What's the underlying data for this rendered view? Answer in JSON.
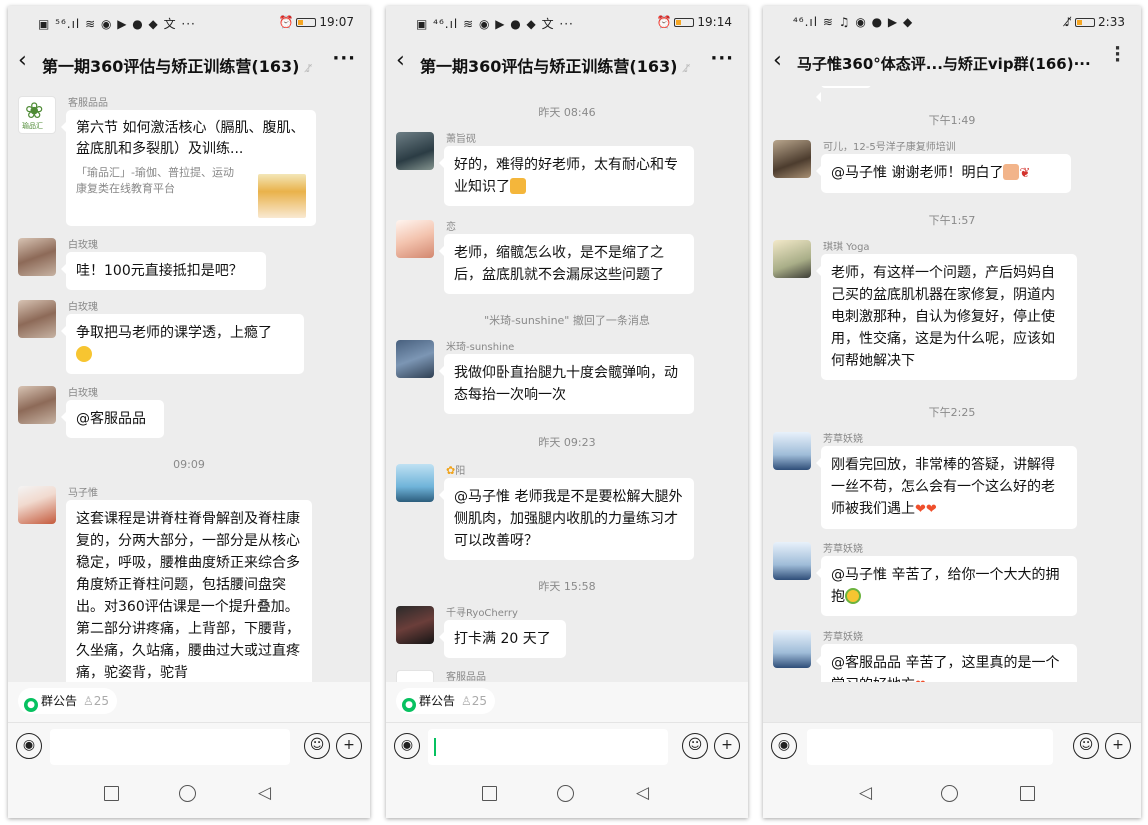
{
  "phones": [
    {
      "status": {
        "left": "▣ ⁵⁶.ıl ≋ ◉ ▶ ● ◆ 文 ···",
        "time": "19:07"
      },
      "title": "第一期360评估与矫正训练营(163)",
      "messages": [
        {
          "sender": "客服品品",
          "card_title": "第六节 如何激活核心（膈肌、腹肌、盆底肌和多裂肌）及训练...",
          "card_desc": "「瑜品汇」-瑜伽、普拉提、运动康复类在线教育平台",
          "logo_text": "瑜品汇"
        },
        {
          "sender": "白玫瑰",
          "text": "哇！100元直接抵扣是吧？"
        },
        {
          "sender": "白玫瑰",
          "text": "争取把马老师的课学透，上瘾了"
        },
        {
          "sender": "白玫瑰",
          "text": "@客服品品"
        },
        {
          "sender": "马子惟",
          "text": "这套课程是讲脊柱脊骨解剖及脊柱康复的，分两大部分，一部分是从核心稳定，呼吸，腰椎曲度矫正来综合多角度矫正脊柱问题，包括腰间盘突出。对360评估课是一个提升叠加。第二部分讲疼痛，上背部，下腰背，久坐痛，久站痛，腰曲过大或过直疼痛，驼姿背，驼背"
        }
      ],
      "timestamps": [
        "09:09"
      ],
      "notice": {
        "label": "群公告",
        "count": "25"
      }
    },
    {
      "status": {
        "left": "▣ ⁴⁶.ıl ≋ ◉ ▶ ● ◆ 文 ···",
        "time": "19:14"
      },
      "title": "第一期360评估与矫正训练营(163)",
      "timestamps": [
        "昨天 08:46",
        "昨天 09:23",
        "昨天 15:58"
      ],
      "recall": "\"米琦-sunshine\" 撤回了一条消息",
      "messages": [
        {
          "sender": "萧旨砚",
          "text": "好的，难得的好老师，太有耐心和专业知识了"
        },
        {
          "sender": "恋",
          "text": "老师，缩髋怎么收，是不是缩了之后，盆底肌就不会漏尿这些问题了"
        },
        {
          "sender": "米琦-sunshine",
          "text": "我做仰卧直抬腿九十度会髋弹响，动态每抬一次响一次"
        },
        {
          "sender": "阳",
          "text": "@马子惟  老师我是不是要松解大腿外侧肌肉，加强腿内收肌的力量练习才可以改善呀？"
        },
        {
          "sender": "千寻RyoCherry",
          "text": "打卡满 20 天了"
        },
        {
          "sender": "客服品品"
        }
      ],
      "notice": {
        "label": "群公告",
        "count": "25"
      }
    },
    {
      "status": {
        "left": "⁴⁶.ıl ≋ ♫ ◉ ● ▶ ◆",
        "time": "2:33"
      },
      "title": "马子惟360°体态评...与矫正vip群(166)···",
      "timestamps": [
        "下午1:49",
        "下午1:57",
        "下午2:25"
      ],
      "messages": [
        {
          "sender": "可儿，12-5号洋子康复师培训",
          "text": "@马子惟  谢谢老师！明白了"
        },
        {
          "sender": "琪琪 Yoga",
          "text": "老师，有这样一个问题，产后妈妈自己买的盆底肌机器在家修复，阴道内电刺激那种，自认为修复好，停止使用，性交痛，这是为什么呢，应该如何帮她解决下"
        },
        {
          "sender": "芳草妖娆",
          "text": "刚看完回放，非常棒的答疑，讲解得一丝不苟，怎么会有一个这么好的老师被我们遇上"
        },
        {
          "sender": "芳草妖娆",
          "text": "@马子惟  辛苦了，给你一个大大的拥抱"
        },
        {
          "sender": "芳草妖娆",
          "text": "@客服品品  辛苦了，这里真的是一个学习的好地方"
        }
      ]
    }
  ]
}
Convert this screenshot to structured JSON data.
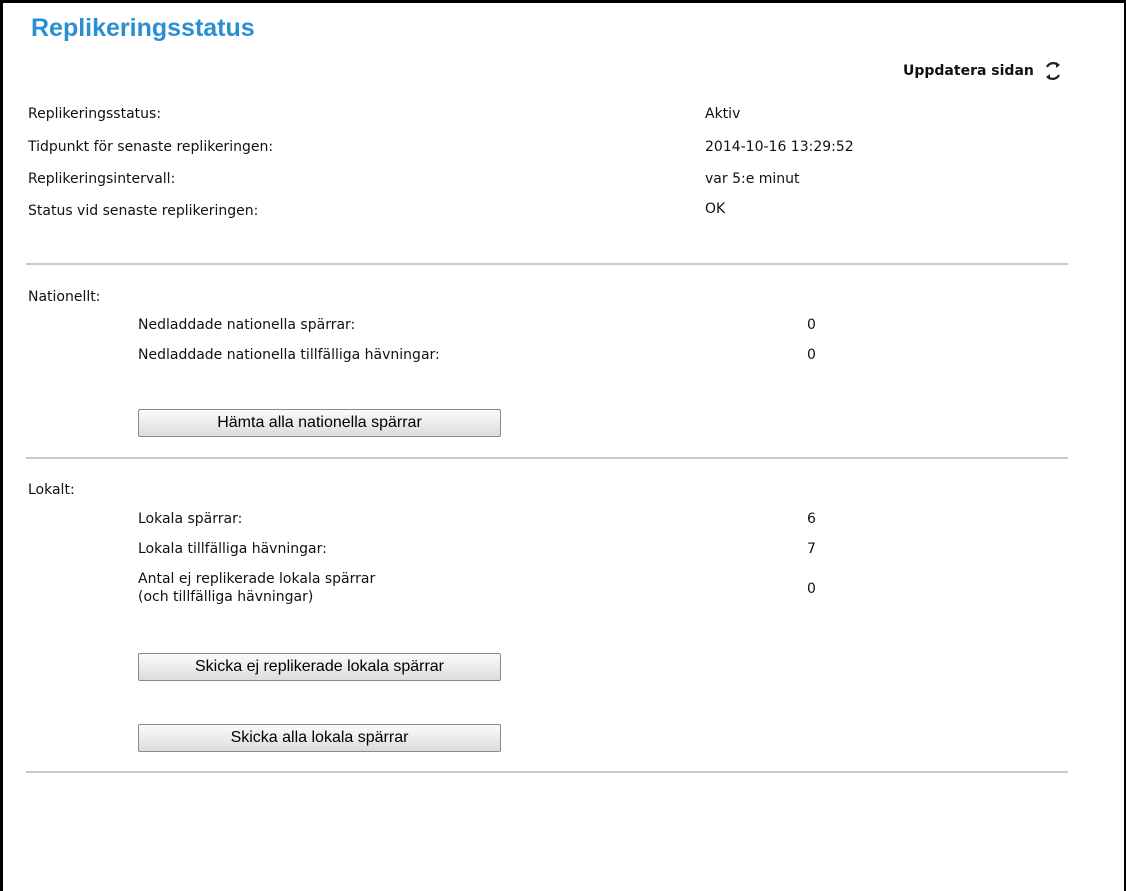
{
  "page": {
    "title": "Replikeringsstatus",
    "refresh_label": "Uppdatera sidan"
  },
  "status": [
    {
      "label": "Replikeringsstatus:",
      "value": "Aktiv"
    },
    {
      "label": "Tidpunkt för senaste replikeringen:",
      "value": "2014-10-16 13:29:52"
    },
    {
      "label": "Replikeringsintervall:",
      "value": "var 5:e minut"
    },
    {
      "label": "Status vid senaste replikeringen:",
      "value": "OK"
    }
  ],
  "national": {
    "heading": "Nationellt:",
    "rows": [
      {
        "label": "Nedladdade nationella spärrar:",
        "value": "0"
      },
      {
        "label": "Nedladdade nationella tillfälliga hävningar:",
        "value": "0"
      }
    ],
    "button": "Hämta alla nationella spärrar"
  },
  "local": {
    "heading": "Lokalt:",
    "rows": [
      {
        "label": "Lokala spärrar:",
        "value": "6"
      },
      {
        "label": "Lokala tillfälliga hävningar:",
        "value": "7"
      },
      {
        "label": "Antal ej replikerade lokala spärrar",
        "label2": "(och tillfälliga hävningar)",
        "value": "0"
      }
    ],
    "button_send_unreplicated": "Skicka ej replikerade lokala spärrar",
    "button_send_all": "Skicka alla lokala spärrar"
  }
}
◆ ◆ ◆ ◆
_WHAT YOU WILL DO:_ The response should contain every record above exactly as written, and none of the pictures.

_ANSWER BOX:_
What's the underlying data for this rendered view? Answer in JSON.
{
  "phones": [
    {
      "status": {
        "left": "▣ ⁵⁶.ıl ≋ ◉ ▶ ● ◆ 文 ···",
        "time": "19:07"
      },
      "title": "第一期360评估与矫正训练营(163)",
      "messages": [
        {
          "sender": "客服品品",
          "card_title": "第六节 如何激活核心（膈肌、腹肌、盆底肌和多裂肌）及训练...",
          "card_desc": "「瑜品汇」-瑜伽、普拉提、运动康复类在线教育平台",
          "logo_text": "瑜品汇"
        },
        {
          "sender": "白玫瑰",
          "text": "哇！100元直接抵扣是吧？"
        },
        {
          "sender": "白玫瑰",
          "text": "争取把马老师的课学透，上瘾了"
        },
        {
          "sender": "白玫瑰",
          "text": "@客服品品"
        },
        {
          "sender": "马子惟",
          "text": "这套课程是讲脊柱脊骨解剖及脊柱康复的，分两大部分，一部分是从核心稳定，呼吸，腰椎曲度矫正来综合多角度矫正脊柱问题，包括腰间盘突出。对360评估课是一个提升叠加。第二部分讲疼痛，上背部，下腰背，久坐痛，久站痛，腰曲过大或过直疼痛，驼姿背，驼背"
        }
      ],
      "timestamps": [
        "09:09"
      ],
      "notice": {
        "label": "群公告",
        "count": "25"
      }
    },
    {
      "status": {
        "left": "▣ ⁴⁶.ıl ≋ ◉ ▶ ● ◆ 文 ···",
        "time": "19:14"
      },
      "title": "第一期360评估与矫正训练营(163)",
      "timestamps": [
        "昨天 08:46",
        "昨天 09:23",
        "昨天 15:58"
      ],
      "recall": "\"米琦-sunshine\" 撤回了一条消息",
      "messages": [
        {
          "sender": "萧旨砚",
          "text": "好的，难得的好老师，太有耐心和专业知识了"
        },
        {
          "sender": "恋",
          "text": "老师，缩髋怎么收，是不是缩了之后，盆底肌就不会漏尿这些问题了"
        },
        {
          "sender": "米琦-sunshine",
          "text": "我做仰卧直抬腿九十度会髋弹响，动态每抬一次响一次"
        },
        {
          "sender": "阳",
          "text": "@马子惟  老师我是不是要松解大腿外侧肌肉，加强腿内收肌的力量练习才可以改善呀？"
        },
        {
          "sender": "千寻RyoCherry",
          "text": "打卡满 20 天了"
        },
        {
          "sender": "客服品品"
        }
      ],
      "notice": {
        "label": "群公告",
        "count": "25"
      }
    },
    {
      "status": {
        "left": "⁴⁶.ıl ≋ ♫ ◉ ● ▶ ◆",
        "time": "2:33"
      },
      "title": "马子惟360°体态评...与矫正vip群(166)···",
      "timestamps": [
        "下午1:49",
        "下午1:57",
        "下午2:25"
      ],
      "messages": [
        {
          "sender": "可儿，12-5号洋子康复师培训",
          "text": "@马子惟  谢谢老师！明白了"
        },
        {
          "sender": "琪琪 Yoga",
          "text": "老师，有这样一个问题，产后妈妈自己买的盆底肌机器在家修复，阴道内电刺激那种，自认为修复好，停止使用，性交痛，这是为什么呢，应该如何帮她解决下"
        },
        {
          "sender": "芳草妖娆",
          "text": "刚看完回放，非常棒的答疑，讲解得一丝不苟，怎么会有一个这么好的老师被我们遇上"
        },
        {
          "sender": "芳草妖娆",
          "text": "@马子惟  辛苦了，给你一个大大的拥抱"
        },
        {
          "sender": "芳草妖娆",
          "text": "@客服品品  辛苦了，这里真的是一个学习的好地方"
        }
      ]
    }
  ]
}
Convert this screenshot to structured JSON data.
{
  "page": {
    "title": "Replikeringsstatus",
    "refresh_label": "Uppdatera sidan"
  },
  "status": [
    {
      "label": "Replikeringsstatus:",
      "value": "Aktiv"
    },
    {
      "label": "Tidpunkt för senaste replikeringen:",
      "value": "2014-10-16 13:29:52"
    },
    {
      "label": "Replikeringsintervall:",
      "value": "var 5:e minut"
    },
    {
      "label": "Status vid senaste replikeringen:",
      "value": "OK"
    }
  ],
  "national": {
    "heading": "Nationellt:",
    "rows": [
      {
        "label": "Nedladdade nationella spärrar:",
        "value": "0"
      },
      {
        "label": "Nedladdade nationella tillfälliga hävningar:",
        "value": "0"
      }
    ],
    "button": "Hämta alla nationella spärrar"
  },
  "local": {
    "heading": "Lokalt:",
    "rows": [
      {
        "label": "Lokala spärrar:",
        "value": "6"
      },
      {
        "label": "Lokala tillfälliga hävningar:",
        "value": "7"
      },
      {
        "label": "Antal ej replikerade lokala spärrar",
        "label2": "(och tillfälliga hävningar)",
        "value": "0"
      }
    ],
    "button_send_unreplicated": "Skicka ej replikerade lokala spärrar",
    "button_send_all": "Skicka alla lokala spärrar"
  }
}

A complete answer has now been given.